Levine chuckles when he recalls their meager start. "We swore we knew what we were doing," he says. But after hardly three weeks in business, they discovered they were underequipped and understaffed. Because they had plenty of contacts and potential clients-not to mention a blue-chip stable of technologists ready for assignments-they started making placements immediately. "But we were just two people handling two phone lines, and we didn't have the manpower or equipment to get the work done," says Harmon. "We were overwhelmed."
By starting at the crack of dawn and working until 10 or 11 p.m. every night, Harmon and Levine survived the deluge of calls, placing 100 people in their first month of business.
"We had no choice but to figure things out quickly," says Levine. "Every day, we got a little bit better." The placements rolled in at a feverish pitch. By the end of their first year, sales were just under $2 million.
During that first year, the two men learned to work together and play off each other's strengths. While they have a great deal in common, their personalities are very different. Harmon is chatty, outgoing and can't seem to spit out his thoughts fast enough. Levine, on the other hand, is laid-back and reserved.
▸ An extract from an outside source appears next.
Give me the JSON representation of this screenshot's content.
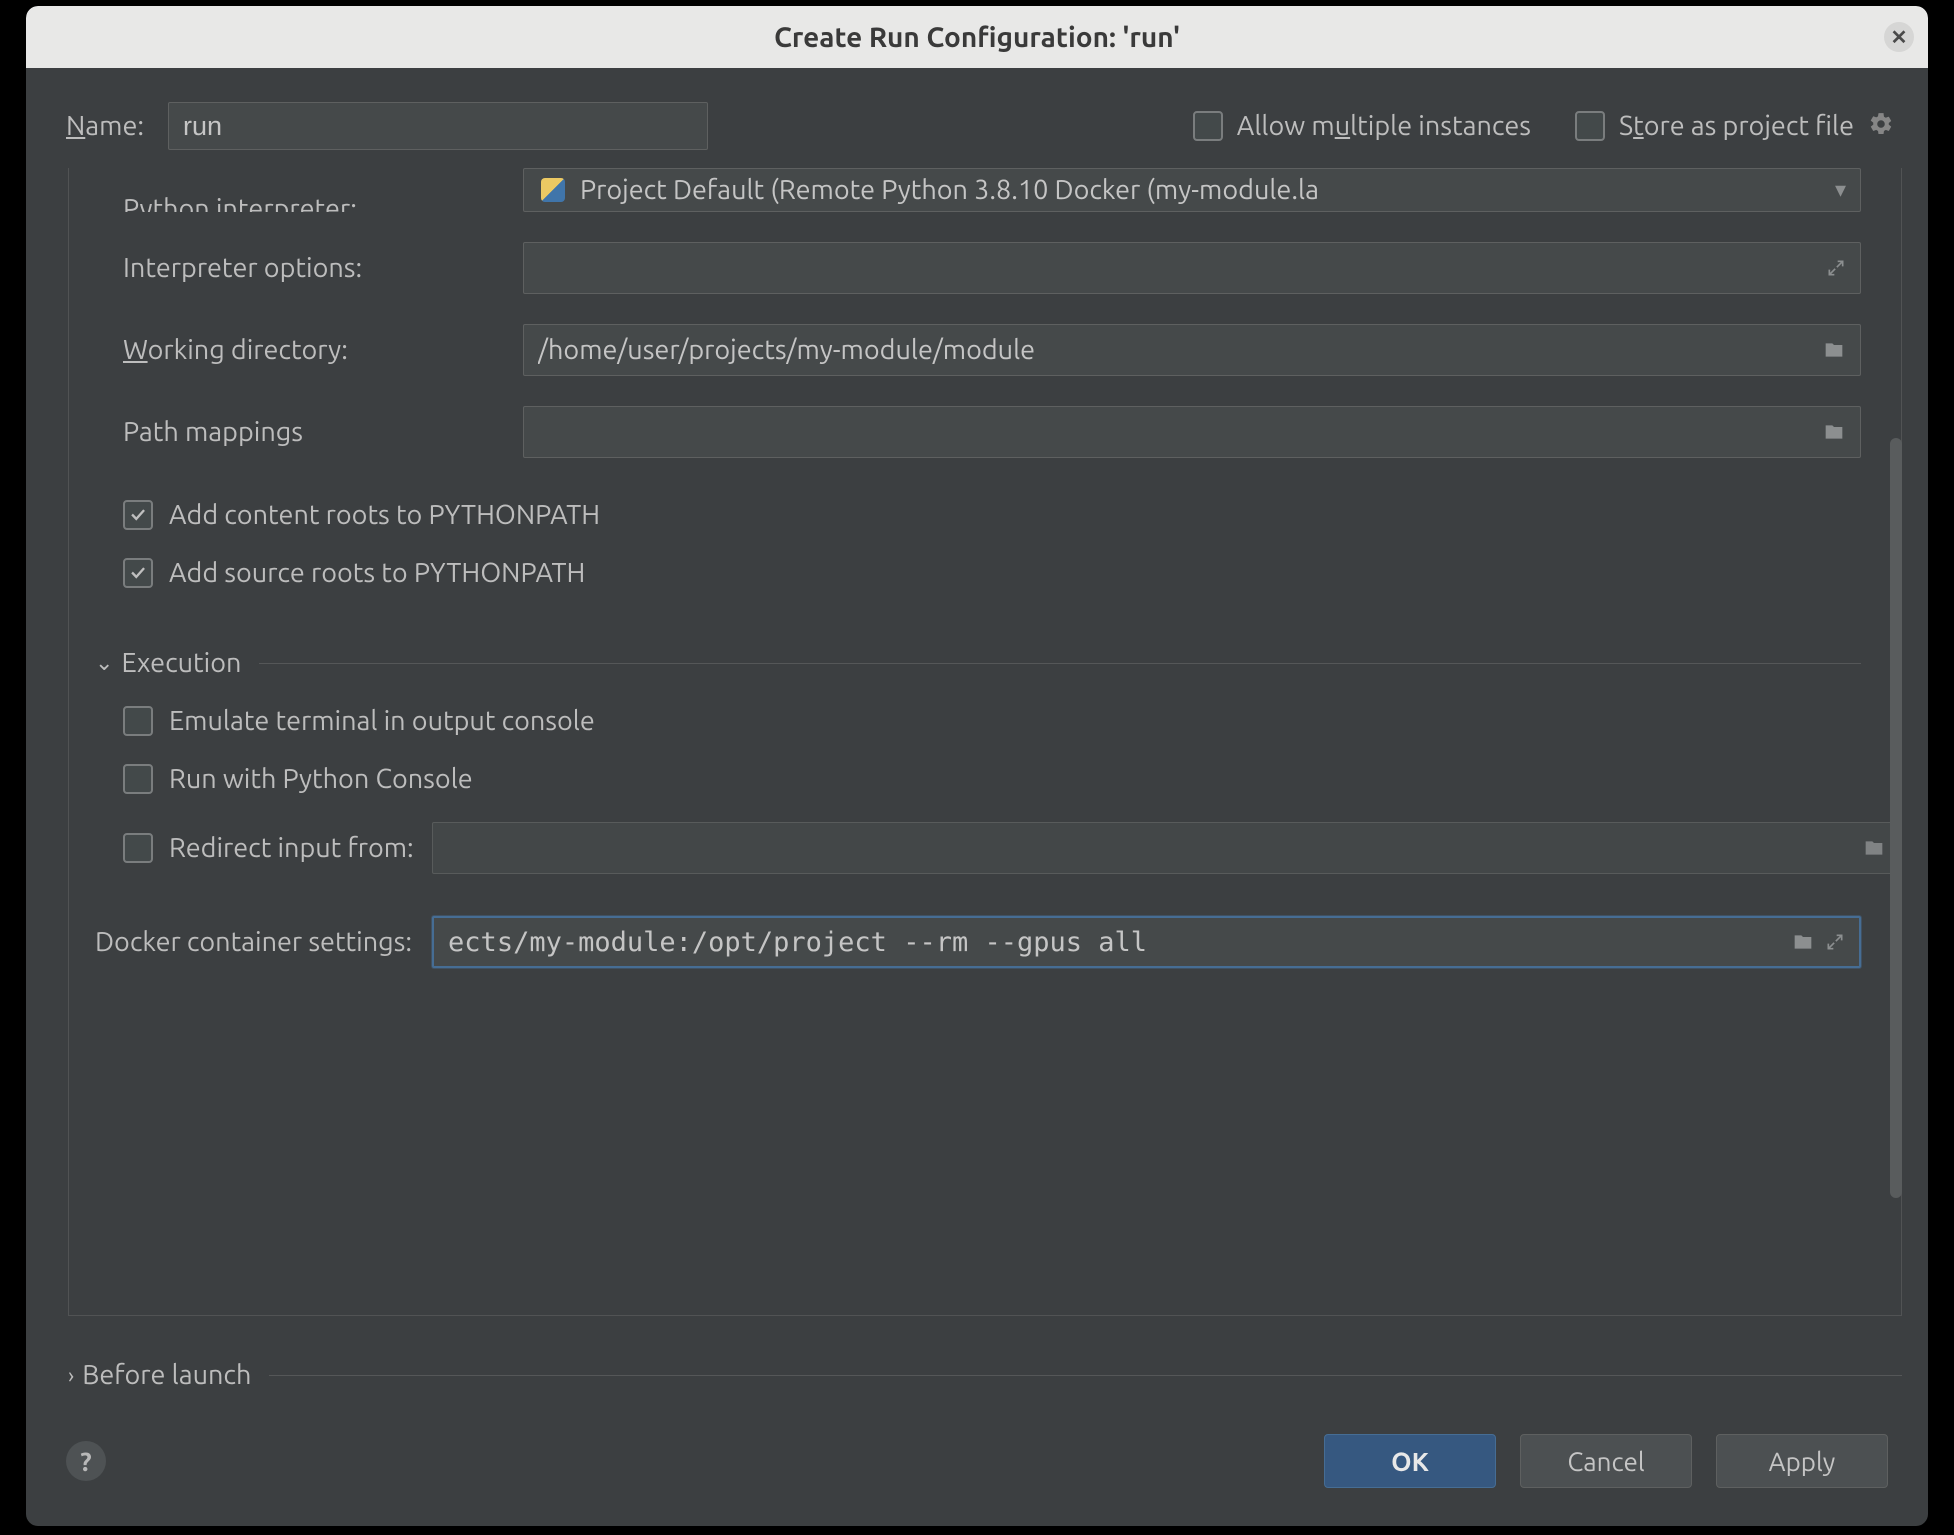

Yet both place the differences between them among the firm's strongest assets.
"I tend to focus on the big picture, what's ahead and how to get there," Harmon explains, "whereas Mordy is the precise operations and detail person who figures out the best way to get there.
"During that tough first year in business, we worked seven days a week and lived and breathed the business 24 hours a day," Levine observes. "Until we could afford to hire others, we had to totally depend on each other."
By January 1995 they had amassed an impressive database of applicants and clients and began opening offices around the country.